cancelled by inclement weather.
Scheduled for the near future
is a parade in Sanford on Decem
ber 2 for their Christmas celebra
(Continued from Fag* Ona)
returned this week from Europe to
say that the Ohio governor would
be a "formidable” Democratic
presidential candidate. Russell said
it was too early for him to be
committeed to anyone, but his kind
words for Lausche as a “middle of
road” statesman still stand.
Russell was defeated for the 1855
Democratic presidential and too*
no part in th? campaign to elect
Adlai E. Stevenson. He was the
candidate of Southern conserva
tives but insists he will not seek
the nomination again.
Saluted By Texan
Gov. Allan Shivers of Texas sa
luted Lausche Thursday as a
"moderate" which means about the
same as middle-of-the-road. He
of whiskey; two 250-gallon subma
rine stills, and 500 gallons of mash
and 800 gallons of mash; 300-gal
lon submarine still. 300 gallons of
mash and 23 gallons of whiskey:
150-gallon still, 1.000 gallons of
mash. 10 gallons of whiskey: 250-
gallon still, 800 gallons of masi
and 30 gallons of whiskey.
-n ri 1 ■ ■■
showing alertness and inteli:-
gence” if they nominated the
Ohioan.
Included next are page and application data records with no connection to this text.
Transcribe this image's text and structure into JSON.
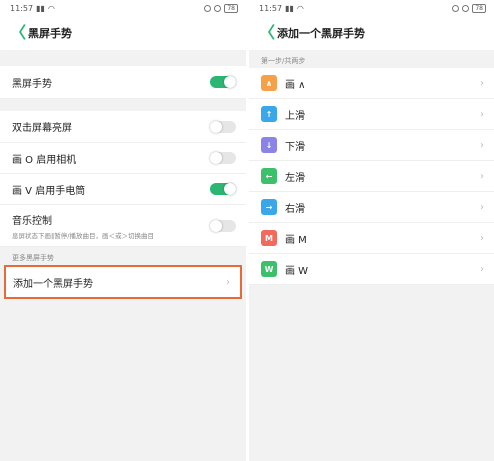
{
  "status_bar": {
    "time": "11:57",
    "battery": "78"
  },
  "left": {
    "title": "黑屏手势",
    "master_toggle": {
      "label": "黑屏手势",
      "on": true
    },
    "settings": [
      {
        "label": "双击屏幕亮屏",
        "on": false
      },
      {
        "label": "画 O 启用相机",
        "on": false
      },
      {
        "label": "画 V 启用手电筒",
        "on": true
      },
      {
        "label": "音乐控制",
        "sub": "息屏状态下画‖暂停/播放曲目，画＜或＞切换曲目",
        "on": false
      }
    ],
    "section_label": "更多黑屏手势",
    "add_label": "添加一个黑屏手势"
  },
  "right": {
    "title": "添加一个黑屏手势",
    "section_label": "第一步/共两步",
    "gestures": [
      {
        "label": "画 ∧",
        "glyph": "∧",
        "color": "#f5a14a",
        "icon": "caret-up-icon"
      },
      {
        "label": "上滑",
        "glyph": "↑",
        "color": "#3aa7e8",
        "icon": "arrow-up-icon"
      },
      {
        "label": "下滑",
        "glyph": "↓",
        "color": "#8b83e6",
        "icon": "arrow-down-icon"
      },
      {
        "label": "左滑",
        "glyph": "←",
        "color": "#3cc06b",
        "icon": "arrow-left-icon"
      },
      {
        "label": "右滑",
        "glyph": "→",
        "color": "#3aa7e8",
        "icon": "arrow-right-icon"
      },
      {
        "label": "画 M",
        "glyph": "M",
        "color": "#f06a5e",
        "icon": "letter-m-icon"
      },
      {
        "label": "画 W",
        "glyph": "W",
        "color": "#3cc06b",
        "icon": "letter-w-icon"
      }
    ]
  },
  "glyphs": {
    "back": "〈",
    "chevron": "›"
  },
  "colors": {
    "accent": "#2bb673",
    "highlight_border": "#e86a37"
  }
}
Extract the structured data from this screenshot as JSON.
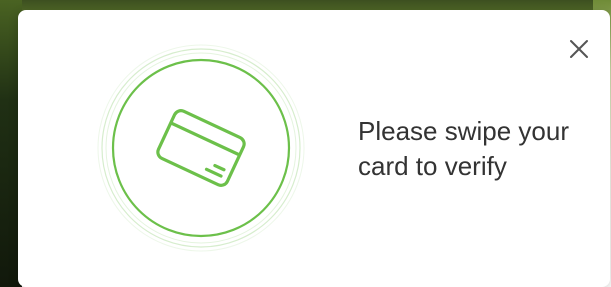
{
  "dialog": {
    "message_line1": "Please swipe your",
    "message_line2": "card to verify"
  },
  "icons": {
    "close": "close-icon",
    "card": "credit-card-icon"
  },
  "colors": {
    "accent_green": "#6cc04a",
    "text": "#333333",
    "close_icon": "#555555"
  }
}
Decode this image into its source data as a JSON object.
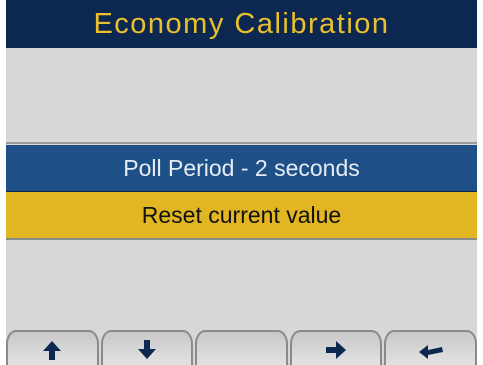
{
  "title": "Economy Calibration",
  "menu": {
    "selected_label": "Poll Period - 2 seconds",
    "highlight_label": "Reset current value"
  },
  "softkeys": [
    {
      "icon": "arrow-up-icon"
    },
    {
      "icon": "arrow-down-icon"
    },
    {
      "icon": ""
    },
    {
      "icon": "arrow-right-icon"
    },
    {
      "icon": "return-arrow-icon"
    }
  ],
  "colors": {
    "title_bg": "#0d2850",
    "title_text": "#e8c02e",
    "selected_bg": "#1e4f86",
    "highlight_bg": "#e2b522",
    "screen_bg": "#d7d7d7"
  }
}
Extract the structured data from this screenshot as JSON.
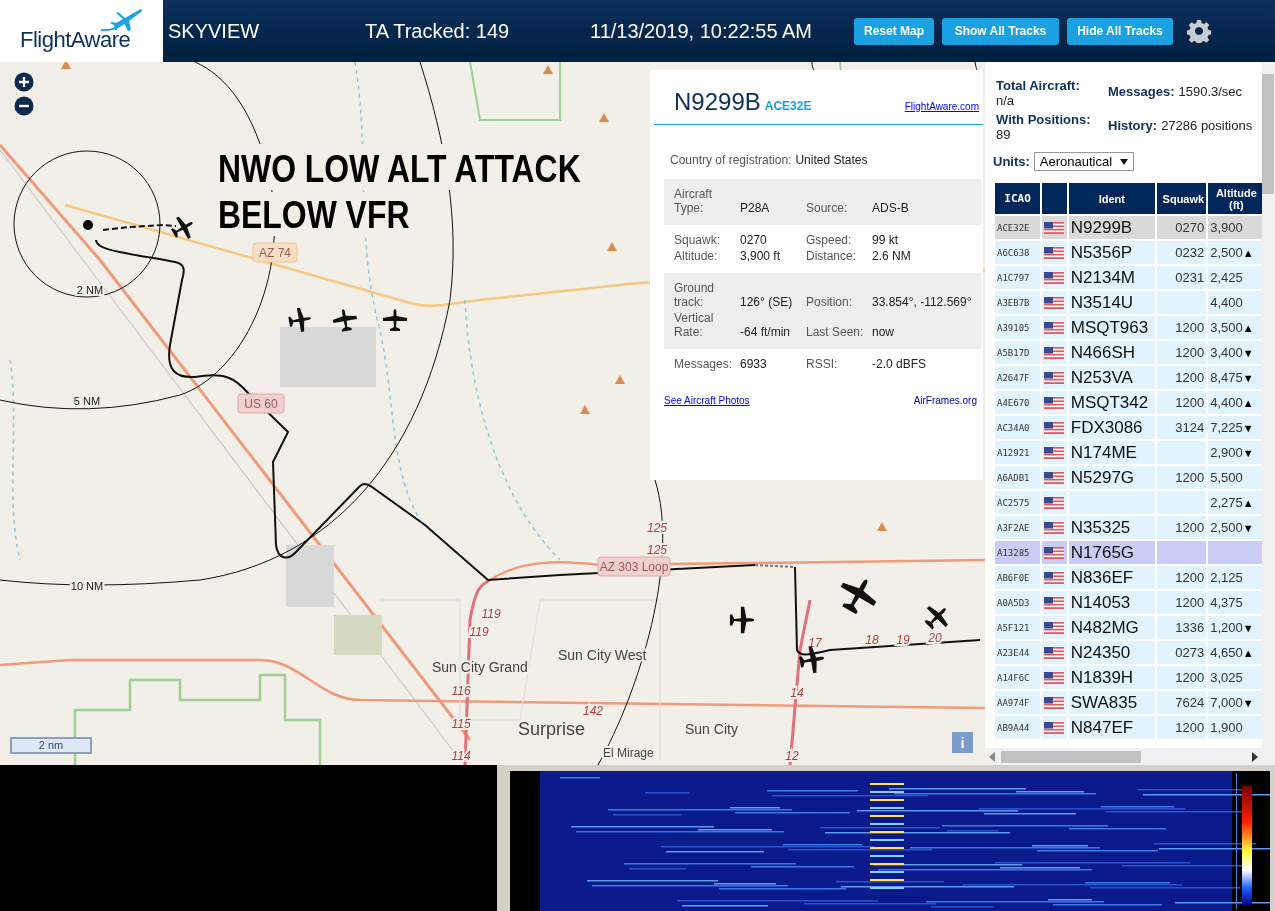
{
  "header": {
    "logo": "FlightAware",
    "title": "SKYVIEW",
    "tracked": "TA Tracked: 149",
    "datetime": "11/13/2019, 10:22:55 AM",
    "buttons": [
      "Reset Map",
      "Show All Tracks",
      "Hide All Tracks"
    ]
  },
  "map": {
    "overlay_text": [
      "NWO LOW ALT ATTACK",
      "BELOW VFR"
    ],
    "range_rings": [
      "2 NM",
      "5 NM",
      "10 NM"
    ],
    "road_shields": [
      "AZ 74",
      "US 60",
      "AZ 303 Loop"
    ],
    "places": [
      "Sun City Grand",
      "Sun City West",
      "Surprise",
      "Sun City",
      "El Mirage"
    ],
    "road_numbers": [
      "119",
      "119",
      "125",
      "125",
      "116",
      "115",
      "114",
      "142",
      "14",
      "12",
      "17",
      "18",
      "19",
      "20"
    ],
    "scale": "2 nm",
    "info_button": "i"
  },
  "popup": {
    "callsign": "N9299B",
    "hex": "ACE32E",
    "link": "FlightAware.com",
    "country_label": "Country of registration:",
    "country": "United States",
    "sections": [
      {
        "shaded": true,
        "fields": [
          {
            "label": "Aircraft Type:",
            "value": "P28A"
          },
          {
            "label": "Source:",
            "value": "ADS-B"
          }
        ]
      },
      {
        "shaded": false,
        "fields": [
          {
            "label": "Squawk:",
            "value": "0270"
          },
          {
            "label": "Gspeed:",
            "value": "99 kt"
          },
          {
            "label": "Altitude:",
            "value": "3,900 ft"
          },
          {
            "label": "Distance:",
            "value": "2.6 NM"
          }
        ]
      },
      {
        "shaded": true,
        "fields": [
          {
            "label": "Ground track:",
            "value": "126° (SE)"
          },
          {
            "label": "Position:",
            "value": "33.854°, -112.569°"
          },
          {
            "label": "Vertical Rate:",
            "value": "-64 ft/min"
          },
          {
            "label": "Last Seen:",
            "value": "now"
          }
        ]
      },
      {
        "shaded": false,
        "fields": [
          {
            "label": "Messages:",
            "value": "6933"
          },
          {
            "label": "RSSI:",
            "value": "-2.0 dBFS"
          }
        ]
      }
    ],
    "photos_link": "See Aircraft Photos",
    "airframes_link": "AirFrames.org"
  },
  "stats": [
    {
      "label": "Total Aircraft:",
      "value": "n/a"
    },
    {
      "label": "Messages:",
      "value": "1590.3/sec"
    },
    {
      "label": "With Positions:",
      "value": "89"
    },
    {
      "label": "History:",
      "value": "27286 positions"
    }
  ],
  "units": {
    "label": "Units:",
    "value": "Aeronautical"
  },
  "table": {
    "columns": [
      "ICAO",
      "Ident",
      "Squawk",
      "Altitude (ft)"
    ],
    "rows": [
      {
        "icao": "ACE32E",
        "ident": "N9299B",
        "squawk": "0270",
        "altitude": "3,900",
        "selected": true,
        "highlighted": false
      },
      {
        "icao": "A6C638",
        "ident": "N5356P",
        "squawk": "0232",
        "altitude": "2,500",
        "trend": "▲",
        "selected": false,
        "highlighted": false
      },
      {
        "icao": "A1C797",
        "ident": "N2134M",
        "squawk": "0231",
        "altitude": "2,425",
        "selected": false,
        "highlighted": false
      },
      {
        "icao": "A3EB7B",
        "ident": "N3514U",
        "altitude": "4,400",
        "selected": false,
        "highlighted": false
      },
      {
        "icao": "A39105",
        "ident": "MSQT963",
        "squawk": "1200",
        "altitude": "3,500",
        "trend": "▲",
        "selected": false,
        "highlighted": false
      },
      {
        "icao": "A5B17D",
        "ident": "N466SH",
        "squawk": "1200",
        "altitude": "3,400",
        "trend": "▼",
        "selected": false,
        "highlighted": false
      },
      {
        "icao": "A2647F",
        "ident": "N253VA",
        "squawk": "1200",
        "altitude": "8,475",
        "trend": "▼",
        "selected": false,
        "highlighted": false
      },
      {
        "icao": "A4E670",
        "ident": "MSQT342",
        "squawk": "1200",
        "altitude": "4,400",
        "trend": "▲",
        "selected": false,
        "highlighted": false
      },
      {
        "icao": "AC34A0",
        "ident": "FDX3086",
        "squawk": "3124",
        "altitude": "7,225",
        "trend": "▼",
        "selected": false,
        "highlighted": false
      },
      {
        "icao": "A12921",
        "ident": "N174ME",
        "altitude": "2,900",
        "trend": "▼",
        "selected": false,
        "highlighted": false
      },
      {
        "icao": "A6ADB1",
        "ident": "N5297G",
        "squawk": "1200",
        "altitude": "5,500",
        "selected": false,
        "highlighted": false
      },
      {
        "icao": "AC2575",
        "altitude": "2,275",
        "trend": "▲",
        "selected": false,
        "highlighted": false
      },
      {
        "icao": "A3F2AE",
        "ident": "N35325",
        "squawk": "1200",
        "altitude": "2,500",
        "trend": "▼",
        "selected": false,
        "highlighted": false
      },
      {
        "icao": "A13285",
        "ident": "N1765G",
        "selected": false,
        "highlighted": true
      },
      {
        "icao": "AB6F0E",
        "ident": "N836EF",
        "squawk": "1200",
        "altitude": "2,125",
        "selected": false,
        "highlighted": false
      },
      {
        "icao": "A0A5D3",
        "ident": "N14053",
        "squawk": "1200",
        "altitude": "4,375",
        "selected": false,
        "highlighted": false
      },
      {
        "icao": "A5F121",
        "ident": "N482MG",
        "squawk": "1336",
        "altitude": "1,200",
        "trend": "▼",
        "selected": false,
        "highlighted": false
      },
      {
        "icao": "A23E44",
        "ident": "N24350",
        "squawk": "0273",
        "altitude": "4,650",
        "trend": "▲",
        "selected": false,
        "highlighted": false
      },
      {
        "icao": "A14F6C",
        "ident": "N1839H",
        "squawk": "1200",
        "altitude": "3,025",
        "selected": false,
        "highlighted": false
      },
      {
        "icao": "AA974F",
        "ident": "SWA835",
        "squawk": "7624",
        "altitude": "7,000",
        "trend": "▼",
        "selected": false,
        "highlighted": false
      },
      {
        "icao": "AB9A44",
        "ident": "N847EF",
        "squawk": "1200",
        "altitude": "1,900",
        "selected": false,
        "highlighted": false
      }
    ]
  }
}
Shivers balked Stevenson
m 1945 to support Mr. Eisenhower.
Two singers don’t make a cho
rus, but there is something stir
ring in the South for Lausche and
there are others in the area think
ing of him for 1956 who have not
yet been heard from. Lausche calls
the movement a dream of friend
ly persons. He says he will sect
elective office next year and that
he considers either a contest f>r
re-election or a go at the Senate
to be open to him.
Evidence of responsible Southern
Democratic enthusiasm for Laus
che is a political switeheroo from
1928. In that presidential electio 1
Herbert Hoover broke into the
Solid South t ooverwhelm Qov. Al
fred E. Smith of New York.
Smith’s Catholic religion was i
major factor, but so was prohibi
tion, which Smith opposed.
That was 16 years ago and times
may have changed.
iContinued Inn Page Ox)
divorce action that "by only de
sire is that Rita be happy."
“I have no comment to make o ti
er than that," Haymee said in his
There was speculation that Mi's
Hayworth wants to divorcee Haytr.es
in order to remarry Prince Khar
Hayxnes is here for a night club
singing engagement. Crum spoke
before a Chicago lawyers’ society.
Both are registered in the game
« AT THE RINGSIDE
Crum sat at ringside whim
Havmea went through his erooni; :
chore. He admitted he would con
fer with Havmes but said: ‘T have
no comment whatsoever on the di
Questioned about a persistent ru
mor that Ri'.a woalti rewed Al.v
Kahn after divorcinf Hayrn. .
Crum said: “I'm a lawyer, not a
Now in Paris, ostensibly to con
duct her daughter Yasmin the:e
for a reunion of the child and Aiy,
Yasmln's father, Rita herstd has
Ijeen reported frequently in the
company of the prince.